2 February 2007


Hello, Ned Ludd here.

Almost 20 years ago I remember bumping into a close acquaintance at the university library. We had a brief 'how's uni' conversation, during which time he asked me several questions, and affirmed my responses with the odd "Right", "I see" and "That's great". As we wound up and he turned away I realised by the wire emanating from his left ear that he was wired for sound and probably hadn't heard a single word I said.

That was near the beginning of the portable music revolution, when we revelled in a technology known as the audio cassette, which many of today's mp3meisters have never even seen. Different time, then, but same issues--yet another nail in the coffin of civility and social interaction. Today I lined up at the local supermarket and both the shoppers in front of me were chained to their ipods. The first at least offered some grunt of acknowledgement to the checkout operator, the second was too immersed in the metronomic pounding in his ear drums to even be that gracious. In other public places such as trains and fast-food joints, basic civilities like after yous, pleases and excuse mes are passing into oblivion as increasing numbers of people have their ears shut off to the outside world, and their minds soon follow.
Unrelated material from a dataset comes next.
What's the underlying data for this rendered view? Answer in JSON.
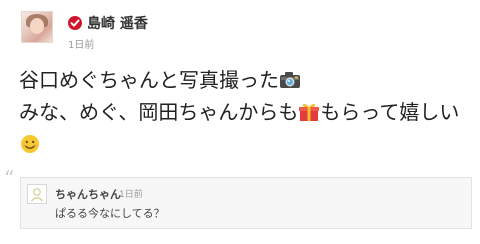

Whilst I am a technology junkie, I cannot understand how this can possibly be seen as progress. Let's catch it whilst it's still a trend and before it becomes normal. Let's reinforce the notion that it is simply rude to be wearing headphones whilst talking to people, and even when in a public situation where incidental conversation might occur. I know that many communications courses teach people to talk less and listen more, but I think they mean 'to each other'!